When duplicating the records beneath this instruction, omit every picture and keep all else exact.

Top of Data

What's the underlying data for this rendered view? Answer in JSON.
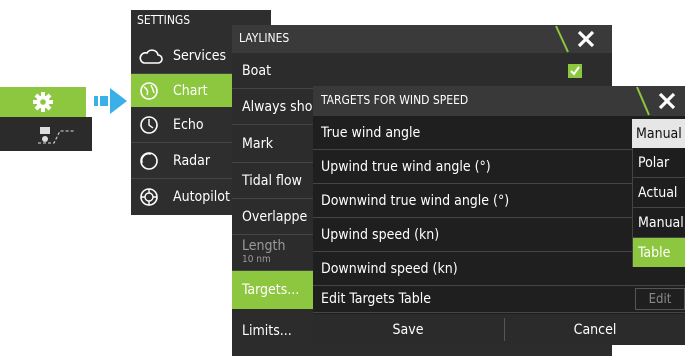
{
  "launcher": {
    "settings_icon": "gear-icon",
    "chart_icon": "chart-icon",
    "arrow_icon": "arrow-right-icon"
  },
  "settings": {
    "title": "SETTINGS",
    "items": [
      {
        "label": "Services",
        "icon": "cloud-icon"
      },
      {
        "label": "Chart",
        "icon": "globe-icon",
        "selected": true
      },
      {
        "label": "Echo",
        "icon": "echo-icon"
      },
      {
        "label": "Radar",
        "icon": "radar-icon"
      },
      {
        "label": "Autopilot",
        "icon": "autopilot-icon"
      }
    ]
  },
  "laylines": {
    "title": "LAYLINES",
    "items": [
      {
        "label": "Boat",
        "checked": true
      },
      {
        "label": "Always sho"
      },
      {
        "label": "Mark"
      },
      {
        "label": "Tidal flow"
      },
      {
        "label": "Overlappe"
      },
      {
        "label": "Length",
        "sub": "10 nm"
      },
      {
        "label": "Targets...",
        "selected": true
      },
      {
        "label": "Limits..."
      }
    ]
  },
  "targets": {
    "title": "TARGETS FOR WIND SPEED",
    "rows": [
      {
        "label": "True wind angle",
        "value": "Manual"
      },
      {
        "label": "Upwind true wind angle (°)"
      },
      {
        "label": "Downwind true wind angle (°)"
      },
      {
        "label": "Upwind speed (kn)"
      },
      {
        "label": "Downwind speed (kn)"
      },
      {
        "label": "Edit Targets Table",
        "value": "Edit"
      }
    ],
    "save_label": "Save",
    "cancel_label": "Cancel"
  },
  "dropdown": {
    "selected": "Manual",
    "options": [
      "Polar",
      "Actual",
      "Manual",
      "Table"
    ],
    "highlighted": "Table"
  },
  "colors": {
    "accent": "#8dc63f",
    "panel": "#2c2c2c",
    "header": "#3a3a3a"
  }
}
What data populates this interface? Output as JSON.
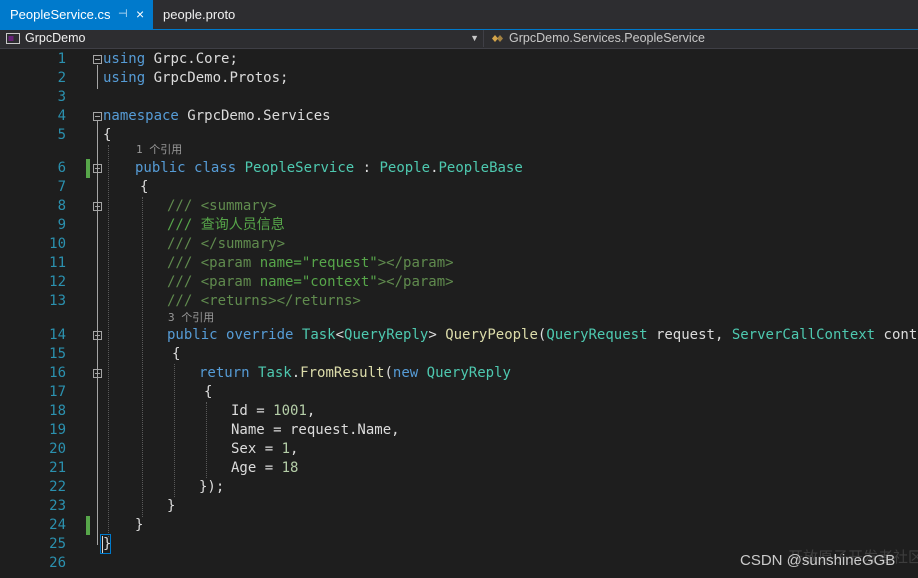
{
  "tabs": [
    {
      "label": "PeopleService.cs",
      "active": true,
      "pin_icon": "pin-icon",
      "close_icon": "close-icon"
    },
    {
      "label": "people.proto",
      "active": false
    }
  ],
  "nav": {
    "project": "GrpcDemo",
    "class_path": "GrpcDemo.Services.PeopleService"
  },
  "line_numbers": [
    "1",
    "2",
    "3",
    "4",
    "5",
    "6",
    "7",
    "8",
    "9",
    "10",
    "11",
    "12",
    "13",
    "14",
    "15",
    "16",
    "17",
    "18",
    "19",
    "20",
    "21",
    "22",
    "23",
    "24",
    "25",
    "26"
  ],
  "code_lines": [
    {
      "n": 1,
      "parts": [
        [
          "kw",
          "using"
        ],
        [
          "",
          " Grpc.Core;"
        ]
      ]
    },
    {
      "n": 2,
      "parts": [
        [
          "kw",
          "using"
        ],
        [
          "",
          " GrpcDemo.Protos;"
        ]
      ]
    },
    {
      "n": 3,
      "parts": []
    },
    {
      "n": 4,
      "parts": [
        [
          "kw",
          "namespace"
        ],
        [
          "",
          " GrpcDemo.Services"
        ]
      ]
    },
    {
      "n": 5,
      "parts": [
        [
          "",
          "{"
        ]
      ]
    },
    {
      "n": 6,
      "parts": [
        [
          "kw",
          "public"
        ],
        [
          "",
          " "
        ],
        [
          "kw",
          "class"
        ],
        [
          "",
          " "
        ],
        [
          "ty",
          "PeopleService"
        ],
        [
          "",
          " : "
        ],
        [
          "ty",
          "People"
        ],
        [
          "",
          "."
        ],
        [
          "ty",
          "PeopleBase"
        ]
      ]
    },
    {
      "n": 7,
      "parts": [
        [
          "",
          "{"
        ]
      ]
    },
    {
      "n": 8,
      "parts": [
        [
          "xm",
          "/// <summary>"
        ]
      ]
    },
    {
      "n": 9,
      "parts": [
        [
          "cm",
          "/// 查询人员信息"
        ]
      ]
    },
    {
      "n": 10,
      "parts": [
        [
          "xm",
          "/// </summary>"
        ]
      ]
    },
    {
      "n": 11,
      "parts": [
        [
          "xm",
          "/// <param "
        ],
        [
          "cm",
          "name=\"request\""
        ],
        [
          "xm",
          "></param>"
        ]
      ]
    },
    {
      "n": 12,
      "parts": [
        [
          "xm",
          "/// <param "
        ],
        [
          "cm",
          "name=\"context\""
        ],
        [
          "xm",
          "></param>"
        ]
      ]
    },
    {
      "n": 13,
      "parts": [
        [
          "xm",
          "/// <returns></returns>"
        ]
      ]
    },
    {
      "n": 14,
      "parts": [
        [
          "kw",
          "public"
        ],
        [
          "",
          " "
        ],
        [
          "kw",
          "override"
        ],
        [
          "",
          " "
        ],
        [
          "ty",
          "Task"
        ],
        [
          "",
          "<"
        ],
        [
          "ty",
          "QueryReply"
        ],
        [
          "",
          "> "
        ],
        [
          "mt",
          "QueryPeople"
        ],
        [
          "",
          "("
        ],
        [
          "ty",
          "QueryRequest"
        ],
        [
          "",
          " request, "
        ],
        [
          "ty",
          "ServerCallContext"
        ],
        [
          "",
          " context)"
        ]
      ]
    },
    {
      "n": 15,
      "parts": [
        [
          "",
          "{"
        ]
      ]
    },
    {
      "n": 16,
      "parts": [
        [
          "kw",
          "return"
        ],
        [
          "",
          " "
        ],
        [
          "ty",
          "Task"
        ],
        [
          "",
          "."
        ],
        [
          "mt",
          "FromResult"
        ],
        [
          "",
          "("
        ],
        [
          "kw",
          "new"
        ],
        [
          "",
          " "
        ],
        [
          "ty",
          "QueryReply"
        ]
      ]
    },
    {
      "n": 17,
      "parts": [
        [
          "",
          "{"
        ]
      ]
    },
    {
      "n": 18,
      "parts": [
        [
          "",
          "Id = "
        ],
        [
          "nu",
          "1001"
        ],
        [
          "",
          ","
        ]
      ]
    },
    {
      "n": 19,
      "parts": [
        [
          "",
          "Name = request.Name,"
        ]
      ]
    },
    {
      "n": 20,
      "parts": [
        [
          "",
          "Sex = "
        ],
        [
          "nu",
          "1"
        ],
        [
          "",
          ","
        ]
      ]
    },
    {
      "n": 21,
      "parts": [
        [
          "",
          "Age = "
        ],
        [
          "nu",
          "18"
        ]
      ]
    },
    {
      "n": 22,
      "parts": [
        [
          "",
          "});"
        ]
      ]
    },
    {
      "n": 23,
      "parts": [
        [
          "",
          "}"
        ]
      ]
    },
    {
      "n": 24,
      "parts": [
        [
          "",
          "}"
        ]
      ]
    },
    {
      "n": 25,
      "parts": [
        [
          "",
          "}"
        ]
      ]
    },
    {
      "n": 26,
      "parts": []
    }
  ],
  "codelens": [
    {
      "before_line": 6,
      "text": "1 个引用"
    },
    {
      "before_line": 14,
      "text": "3 个引用"
    }
  ],
  "watermark": "CSDN @sunshineGGB",
  "watermark_faint": "开放原子开发者社区",
  "colors": {
    "background": "#1e1e1e",
    "accent": "#007acc",
    "keyword": "#569cd6",
    "type": "#4ec9b0",
    "comment": "#57a64a",
    "line_number": "#2b91af"
  }
}
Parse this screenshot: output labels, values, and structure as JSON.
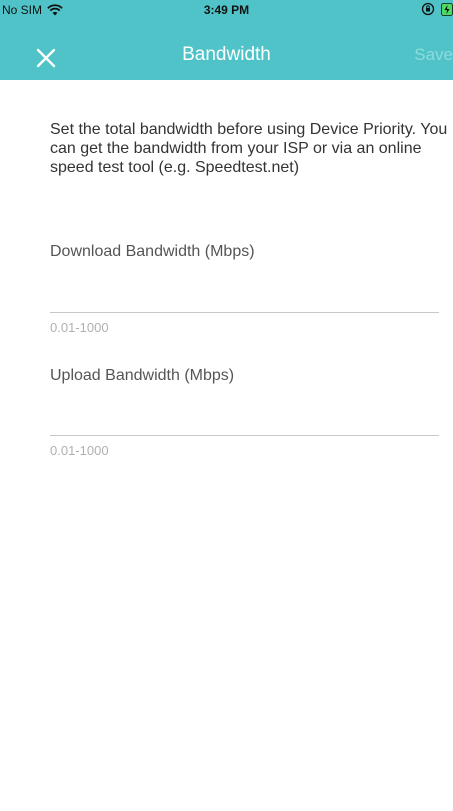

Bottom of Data

• Exercise output:
What's the underlying data for this rendered view? Answer in JSON.
{
  "launcher": {
    "settings_icon": "gear-icon",
    "chart_icon": "chart-icon",
    "arrow_icon": "arrow-right-icon"
  },
  "settings": {
    "title": "SETTINGS",
    "items": [
      {
        "label": "Services",
        "icon": "cloud-icon"
      },
      {
        "label": "Chart",
        "icon": "globe-icon",
        "selected": true
      },
      {
        "label": "Echo",
        "icon": "echo-icon"
      },
      {
        "label": "Radar",
        "icon": "radar-icon"
      },
      {
        "label": "Autopilot",
        "icon": "autopilot-icon"
      }
    ]
  },
  "laylines": {
    "title": "LAYLINES",
    "items": [
      {
        "label": "Boat",
        "checked": true
      },
      {
        "label": "Always sho"
      },
      {
        "label": "Mark"
      },
      {
        "label": "Tidal flow"
      },
      {
        "label": "Overlappe"
      },
      {
        "label": "Length",
        "sub": "10 nm"
      },
      {
        "label": "Targets...",
        "selected": true
      },
      {
        "label": "Limits..."
      }
    ]
  },
  "targets": {
    "title": "TARGETS FOR WIND SPEED",
    "rows": [
      {
        "label": "True wind angle",
        "value": "Manual"
      },
      {
        "label": "Upwind true wind angle (°)"
      },
      {
        "label": "Downwind true wind angle (°)"
      },
      {
        "label": "Upwind speed (kn)"
      },
      {
        "label": "Downwind speed (kn)"
      },
      {
        "label": "Edit Targets Table",
        "value": "Edit"
      }
    ],
    "save_label": "Save",
    "cancel_label": "Cancel"
  },
  "dropdown": {
    "selected": "Manual",
    "options": [
      "Polar",
      "Actual",
      "Manual",
      "Table"
    ],
    "highlighted": "Table"
  },
  "colors": {
    "accent": "#8dc63f",
    "panel": "#2c2c2c",
    "header": "#3a3a3a"
  }
}
What data populates this interface? Output as JSON.
{
  "tabs": [
    {
      "label": "PeopleService.cs",
      "active": true,
      "pin_icon": "pin-icon",
      "close_icon": "close-icon"
    },
    {
      "label": "people.proto",
      "active": false
    }
  ],
  "nav": {
    "project": "GrpcDemo",
    "class_path": "GrpcDemo.Services.PeopleService"
  },
  "line_numbers": [
    "1",
    "2",
    "3",
    "4",
    "5",
    "6",
    "7",
    "8",
    "9",
    "10",
    "11",
    "12",
    "13",
    "14",
    "15",
    "16",
    "17",
    "18",
    "19",
    "20",
    "21",
    "22",
    "23",
    "24",
    "25",
    "26"
  ],
  "code_lines": [
    {
      "n": 1,
      "parts": [
        [
          "kw",
          "using"
        ],
        [
          "",
          " Grpc.Core;"
        ]
      ]
    },
    {
      "n": 2,
      "parts": [
        [
          "kw",
          "using"
        ],
        [
          "",
          " GrpcDemo.Protos;"
        ]
      ]
    },
    {
      "n": 3,
      "parts": []
    },
    {
      "n": 4,
      "parts": [
        [
          "kw",
          "namespace"
        ],
        [
          "",
          " GrpcDemo.Services"
        ]
      ]
    },
    {
      "n": 5,
      "parts": [
        [
          "",
          "{"
        ]
      ]
    },
    {
      "n": 6,
      "parts": [
        [
          "kw",
          "public"
        ],
        [
          "",
          " "
        ],
        [
          "kw",
          "class"
        ],
        [
          "",
          " "
        ],
        [
          "ty",
          "PeopleService"
        ],
        [
          "",
          " : "
        ],
        [
          "ty",
          "People"
        ],
        [
          "",
          "."
        ],
        [
          "ty",
          "PeopleBase"
        ]
      ]
    },
    {
      "n": 7,
      "parts": [
        [
          "",
          "{"
        ]
      ]
    },
    {
      "n": 8,
      "parts": [
        [
          "xm",
          "/// <summary>"
        ]
      ]
    },
    {
      "n": 9,
      "parts": [
        [
          "cm",
          "/// 查询人员信息"
        ]
      ]
    },
    {
      "n": 10,
      "parts": [
        [
          "xm",
          "/// </summary>"
        ]
      ]
    },
    {
      "n": 11,
      "parts": [
        [
          "xm",
          "/// <param "
        ],
        [
          "cm",
          "name=\"request\""
        ],
        [
          "xm",
          "></param>"
        ]
      ]
    },
    {
      "n": 12,
      "parts": [
        [
          "xm",
          "/// <param "
        ],
        [
          "cm",
          "name=\"context\""
        ],
        [
          "xm",
          "></param>"
        ]
      ]
    },
    {
      "n": 13,
      "parts": [
        [
          "xm",
          "/// <returns></returns>"
        ]
      ]
    },
    {
      "n": 14,
      "parts": [
        [
          "kw",
          "public"
        ],
        [
          "",
          " "
        ],
        [
          "kw",
          "override"
        ],
        [
          "",
          " "
        ],
        [
          "ty",
          "Task"
        ],
        [
          "",
          "<"
        ],
        [
          "ty",
          "QueryReply"
        ],
        [
          "",
          "> "
        ],
        [
          "mt",
          "QueryPeople"
        ],
        [
          "",
          "("
        ],
        [
          "ty",
          "QueryRequest"
        ],
        [
          "",
          " request, "
        ],
        [
          "ty",
          "ServerCallContext"
        ],
        [
          "",
          " context)"
        ]
      ]
    },
    {
      "n": 15,
      "parts": [
        [
          "",
          "{"
        ]
      ]
    },
    {
      "n": 16,
      "parts": [
        [
          "kw",
          "return"
        ],
        [
          "",
          " "
        ],
        [
          "ty",
          "Task"
        ],
        [
          "",
          "."
        ],
        [
          "mt",
          "FromResult"
        ],
        [
          "",
          "("
        ],
        [
          "kw",
          "new"
        ],
        [
          "",
          " "
        ],
        [
          "ty",
          "QueryReply"
        ]
      ]
    },
    {
      "n": 17,
      "parts": [
        [
          "",
          "{"
        ]
      ]
    },
    {
      "n": 18,
      "parts": [
        [
          "",
          "Id = "
        ],
        [
          "nu",
          "1001"
        ],
        [
          "",
          ","
        ]
      ]
    },
    {
      "n": 19,
      "parts": [
        [
          "",
          "Name = request.Name,"
        ]
      ]
    },
    {
      "n": 20,
      "parts": [
        [
          "",
          "Sex = "
        ],
        [
          "nu",
          "1"
        ],
        [
          "",
          ","
        ]
      ]
    },
    {
      "n": 21,
      "parts": [
        [
          "",
          "Age = "
        ],
        [
          "nu",
          "18"
        ]
      ]
    },
    {
      "n": 22,
      "parts": [
        [
          "",
          "});"
        ]
      ]
    },
    {
      "n": 23,
      "parts": [
        [
          "",
          "}"
        ]
      ]
    },
    {
      "n": 24,
      "parts": [
        [
          "",
          "}"
        ]
      ]
    },
    {
      "n": 25,
      "parts": [
        [
          "",
          "}"
        ]
      ]
    },
    {
      "n": 26,
      "parts": []
    }
  ],
  "codelens": [
    {
      "before_line": 6,
      "text": "1 个引用"
    },
    {
      "before_line": 14,
      "text": "3 个引用"
    }
  ],
  "watermark": "CSDN @sunshineGGB",
  "watermark_faint": "开放原子开发者社区",
  "colors": {
    "background": "#1e1e1e",
    "accent": "#007acc",
    "keyword": "#569cd6",
    "type": "#4ec9b0",
    "comment": "#57a64a",
    "line_number": "#2b91af"
  }
}
Parse this screenshot: output labels, values, and structure as JSON.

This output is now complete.